Osteoporosis is a disease which results in fragile and porous bones, greatly increasing the risk of fractures. Often there are no symptoms until it’s too late and a bone has been broken. Worldwide, one in three women and one in five men who are 50 or over will have a bone that is broken due to osteoporosis.
Are there risk factors for osteoporosis?
- Poor nutrition and poor overall health. Eating a healthy diet and taking care of yourself physically will reduce your risk of developing osteoporosis. Exercise, enough vitamin D and enough calcium are important. Diseases which cause you to have difficulty absorbing nutrients can also put you at risk.
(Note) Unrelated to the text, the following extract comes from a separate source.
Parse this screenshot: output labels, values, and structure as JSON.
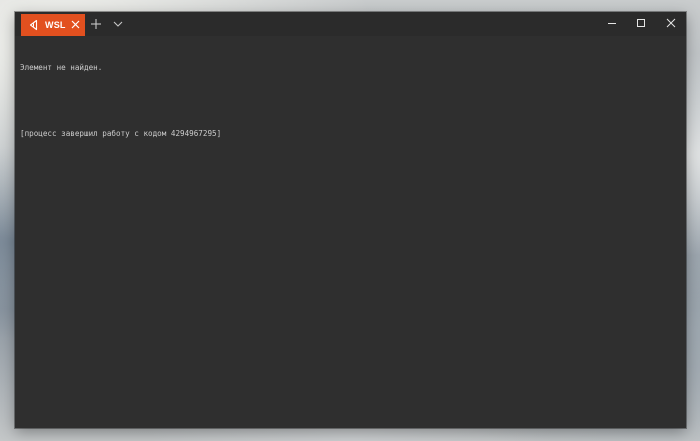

For example, celiac disease.
- Low estrogen levels which generally occur in menopause or after the removal of both ovaries.
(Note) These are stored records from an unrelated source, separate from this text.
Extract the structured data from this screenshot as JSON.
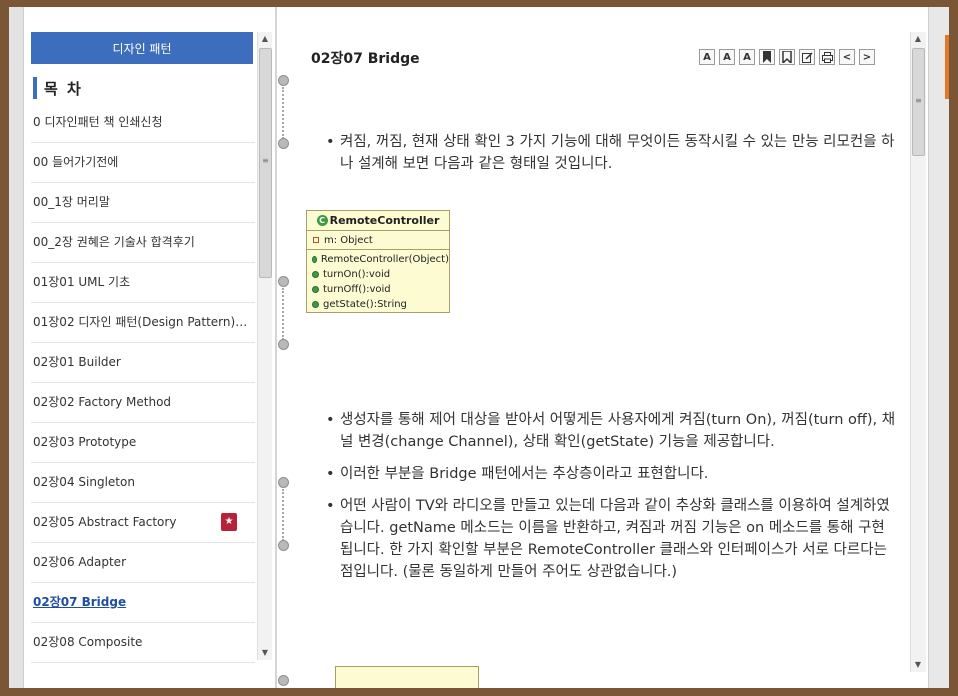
{
  "sidebar": {
    "header": "디자인 패턴",
    "toc_title": "목 차",
    "items": [
      {
        "label": "0 디자인패턴 책 인쇄신청"
      },
      {
        "label": "00 들어가기전에"
      },
      {
        "label": "00_1장 머리말"
      },
      {
        "label": "00_2장 권혜은 기술사 합격후기"
      },
      {
        "label": "01장01 UML 기초"
      },
      {
        "label": "01장02 디자인 패턴(Design Pattern)의..."
      },
      {
        "label": "02장01 Builder"
      },
      {
        "label": "02장02 Factory Method"
      },
      {
        "label": "02장03 Prototype"
      },
      {
        "label": "02장04 Singleton"
      },
      {
        "label": "02장05 Abstract Factory",
        "bookmarked": true
      },
      {
        "label": "02장06 Adapter"
      },
      {
        "label": "02장07 Bridge",
        "active": true
      },
      {
        "label": "02장08 Composite"
      }
    ]
  },
  "content": {
    "title": "02장07 Bridge",
    "toolbar": {
      "font_up": "A",
      "font_down": "A",
      "font_reset": "A",
      "prev": "<",
      "next": ">"
    },
    "paragraphs_top": [
      "켜짐, 꺼짐, 현재 상태 확인 3 가지 기능에 대해 무엇이든 동작시킬 수 있는 만능 리모컨을 하나 설계해 보면 다음과 같은 형태일 것입니다."
    ],
    "uml": {
      "class_name": "RemoteController",
      "attribute": "m: Object",
      "methods": [
        "RemoteController(Object)",
        "turnOn():void",
        "turnOff():void",
        "getState():String"
      ]
    },
    "paragraphs_bottom": [
      "생성자를 통해 제어 대상을 받아서 어떻게든 사용자에게 켜짐(turn On), 꺼짐(turn off), 채널 변경(change Channel), 상태 확인(getState) 기능을 제공합니다.",
      "이러한 부분을 Bridge 패턴에서는 추상층이라고 표현합니다.",
      "어떤 사람이 TV와 라디오를 만들고 있는데 다음과 같이 추상화 클래스를 이용하여 설계하였습니다. getName 메소드는 이름을 반환하고, 켜짐과 꺼짐 기능은 on 메소드를 통해 구현됩니다. 한 가지 확인할 부분은 RemoteController 클래스와 인터페이스가 서로 다르다는 점입니다. (물론 동일하게 만들어 주어도 상관없습니다.)"
    ]
  },
  "colors": {
    "frame": "#7a5637",
    "header_bg": "#3d6dbd",
    "uml_bg": "#fcfbd1",
    "active_link": "#1f4ea3",
    "bookmark": "#b8213a"
  },
  "icons": {
    "toolbar": [
      "font-increase-icon",
      "font-decrease-icon",
      "font-reset-icon",
      "bookmark-icon",
      "bookmark-list-icon",
      "memo-icon",
      "print-icon",
      "prev-page-icon",
      "next-page-icon"
    ],
    "toc_bookmark": "star-bookmark-icon"
  }
}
- Being female, Caucasian or Asian. If your mother had a hip fracture due to osteoporosis your chances of having a hip fracture will double.
- Having a small, thin body frame.
- High alcohol intake, drinking too much coffee and cigarette smoking can use up important nutrients that protect your bones.
- Use of some medications such as Dilantin, Heparin and Prednisone can cause osteoporosis.
Protect yourself from developing osteoporosis by eating a healthy diet with enough calcium. Avoid weight loss diets or those that are centered around only one food group. Weight bearing exercises help to build bones. This doesn’t mean you have to join a gym and life weights! One of the easiest weight bearing exercises is walking. Avoid alcohol and smoking. Many of us are prescribed medications that lead to osteoporosis. Speak with your doctor about supplements that will help replace any lost calcium or vitamin D. Get a bone density test. This will show whether or not you have thinning bones in which case your health care provider can suggest treatments.
October 20th is World Osteoporosis Day. Find more information and resources click here.